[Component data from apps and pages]
============

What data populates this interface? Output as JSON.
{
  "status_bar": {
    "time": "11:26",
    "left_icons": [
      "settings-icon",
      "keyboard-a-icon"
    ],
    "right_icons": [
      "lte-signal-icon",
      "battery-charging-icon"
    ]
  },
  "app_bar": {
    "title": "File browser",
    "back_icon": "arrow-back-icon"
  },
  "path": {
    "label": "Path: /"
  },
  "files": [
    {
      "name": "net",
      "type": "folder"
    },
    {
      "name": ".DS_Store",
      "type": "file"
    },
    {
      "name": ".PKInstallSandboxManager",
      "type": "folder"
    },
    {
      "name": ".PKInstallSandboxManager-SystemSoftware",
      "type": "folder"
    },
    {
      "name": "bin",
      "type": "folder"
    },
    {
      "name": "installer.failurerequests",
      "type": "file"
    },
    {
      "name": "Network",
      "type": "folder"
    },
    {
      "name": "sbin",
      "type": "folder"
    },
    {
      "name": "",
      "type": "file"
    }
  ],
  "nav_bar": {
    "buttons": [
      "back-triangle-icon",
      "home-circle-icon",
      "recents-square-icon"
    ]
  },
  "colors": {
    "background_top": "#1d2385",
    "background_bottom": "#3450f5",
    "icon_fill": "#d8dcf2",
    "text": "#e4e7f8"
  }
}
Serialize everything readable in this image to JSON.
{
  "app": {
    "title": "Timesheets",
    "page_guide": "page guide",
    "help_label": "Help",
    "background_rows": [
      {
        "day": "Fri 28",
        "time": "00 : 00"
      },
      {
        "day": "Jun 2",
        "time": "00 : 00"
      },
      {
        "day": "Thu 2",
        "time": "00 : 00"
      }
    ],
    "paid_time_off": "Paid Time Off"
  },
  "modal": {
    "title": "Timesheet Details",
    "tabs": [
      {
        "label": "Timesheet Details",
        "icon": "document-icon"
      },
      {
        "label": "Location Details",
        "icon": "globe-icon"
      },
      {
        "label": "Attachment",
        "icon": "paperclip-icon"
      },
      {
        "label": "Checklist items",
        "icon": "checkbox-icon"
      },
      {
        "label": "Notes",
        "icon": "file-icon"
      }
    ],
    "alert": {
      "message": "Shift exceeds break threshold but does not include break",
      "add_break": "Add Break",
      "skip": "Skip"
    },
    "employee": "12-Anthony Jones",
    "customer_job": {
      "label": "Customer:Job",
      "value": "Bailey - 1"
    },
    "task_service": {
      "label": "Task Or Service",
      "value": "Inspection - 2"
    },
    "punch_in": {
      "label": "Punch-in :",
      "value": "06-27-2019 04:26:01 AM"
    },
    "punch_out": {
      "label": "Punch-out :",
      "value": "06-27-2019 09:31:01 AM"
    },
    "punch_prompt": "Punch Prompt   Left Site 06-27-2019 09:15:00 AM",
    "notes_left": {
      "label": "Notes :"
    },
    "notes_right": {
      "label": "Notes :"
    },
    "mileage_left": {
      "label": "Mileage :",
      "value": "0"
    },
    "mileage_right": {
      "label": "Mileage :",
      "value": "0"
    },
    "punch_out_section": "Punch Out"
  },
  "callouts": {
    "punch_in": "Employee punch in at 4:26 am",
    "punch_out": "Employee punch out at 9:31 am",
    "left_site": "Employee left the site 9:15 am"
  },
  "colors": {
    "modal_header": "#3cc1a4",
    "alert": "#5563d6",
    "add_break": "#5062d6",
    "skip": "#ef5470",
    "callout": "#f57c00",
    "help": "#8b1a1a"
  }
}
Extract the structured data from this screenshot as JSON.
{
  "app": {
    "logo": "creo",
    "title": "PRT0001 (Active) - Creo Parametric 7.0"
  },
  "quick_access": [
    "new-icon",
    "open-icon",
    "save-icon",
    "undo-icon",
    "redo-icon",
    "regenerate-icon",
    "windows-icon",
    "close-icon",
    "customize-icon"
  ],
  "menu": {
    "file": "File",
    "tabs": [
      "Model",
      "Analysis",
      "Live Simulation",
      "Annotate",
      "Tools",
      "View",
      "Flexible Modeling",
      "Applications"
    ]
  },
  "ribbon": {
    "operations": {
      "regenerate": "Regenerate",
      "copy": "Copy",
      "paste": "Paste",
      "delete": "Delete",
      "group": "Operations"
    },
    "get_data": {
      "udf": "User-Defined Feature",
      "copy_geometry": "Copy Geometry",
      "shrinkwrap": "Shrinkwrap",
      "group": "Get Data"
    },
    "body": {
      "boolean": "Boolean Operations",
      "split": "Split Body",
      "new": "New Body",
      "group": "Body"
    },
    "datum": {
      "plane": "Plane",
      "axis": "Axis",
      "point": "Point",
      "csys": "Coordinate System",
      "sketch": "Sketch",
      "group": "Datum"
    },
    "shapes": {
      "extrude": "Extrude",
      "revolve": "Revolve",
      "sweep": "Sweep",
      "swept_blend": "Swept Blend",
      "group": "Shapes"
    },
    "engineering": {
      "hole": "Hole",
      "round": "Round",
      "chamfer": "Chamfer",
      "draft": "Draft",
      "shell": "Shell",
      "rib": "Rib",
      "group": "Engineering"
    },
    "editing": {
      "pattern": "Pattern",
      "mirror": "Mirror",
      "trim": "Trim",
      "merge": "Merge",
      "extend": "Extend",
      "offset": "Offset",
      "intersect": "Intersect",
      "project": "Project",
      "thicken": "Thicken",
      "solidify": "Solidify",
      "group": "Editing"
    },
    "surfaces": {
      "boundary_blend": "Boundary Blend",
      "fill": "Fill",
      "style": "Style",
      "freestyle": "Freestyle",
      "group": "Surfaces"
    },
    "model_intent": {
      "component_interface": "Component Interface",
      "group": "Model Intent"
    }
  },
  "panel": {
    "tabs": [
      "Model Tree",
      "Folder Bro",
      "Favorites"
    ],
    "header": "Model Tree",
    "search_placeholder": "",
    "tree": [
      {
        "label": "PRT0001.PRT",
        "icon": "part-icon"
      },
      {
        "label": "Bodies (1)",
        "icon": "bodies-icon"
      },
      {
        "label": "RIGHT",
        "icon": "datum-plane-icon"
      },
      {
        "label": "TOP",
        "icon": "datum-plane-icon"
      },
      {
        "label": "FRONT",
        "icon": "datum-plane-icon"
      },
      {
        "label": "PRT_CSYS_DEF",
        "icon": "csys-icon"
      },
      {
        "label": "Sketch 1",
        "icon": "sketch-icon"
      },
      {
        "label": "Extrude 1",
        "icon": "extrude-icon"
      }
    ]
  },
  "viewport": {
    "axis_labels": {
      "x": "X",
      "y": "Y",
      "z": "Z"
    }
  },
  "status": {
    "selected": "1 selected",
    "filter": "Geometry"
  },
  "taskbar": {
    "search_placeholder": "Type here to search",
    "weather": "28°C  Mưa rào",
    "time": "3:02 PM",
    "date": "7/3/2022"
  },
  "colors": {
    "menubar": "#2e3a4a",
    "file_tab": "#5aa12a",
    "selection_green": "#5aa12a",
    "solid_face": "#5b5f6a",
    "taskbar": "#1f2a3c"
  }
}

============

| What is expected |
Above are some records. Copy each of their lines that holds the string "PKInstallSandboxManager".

| Response to this task |
      "name": ".PKInstallSandboxManager",
      "name": ".PKInstallSandboxManager-SystemSoftware",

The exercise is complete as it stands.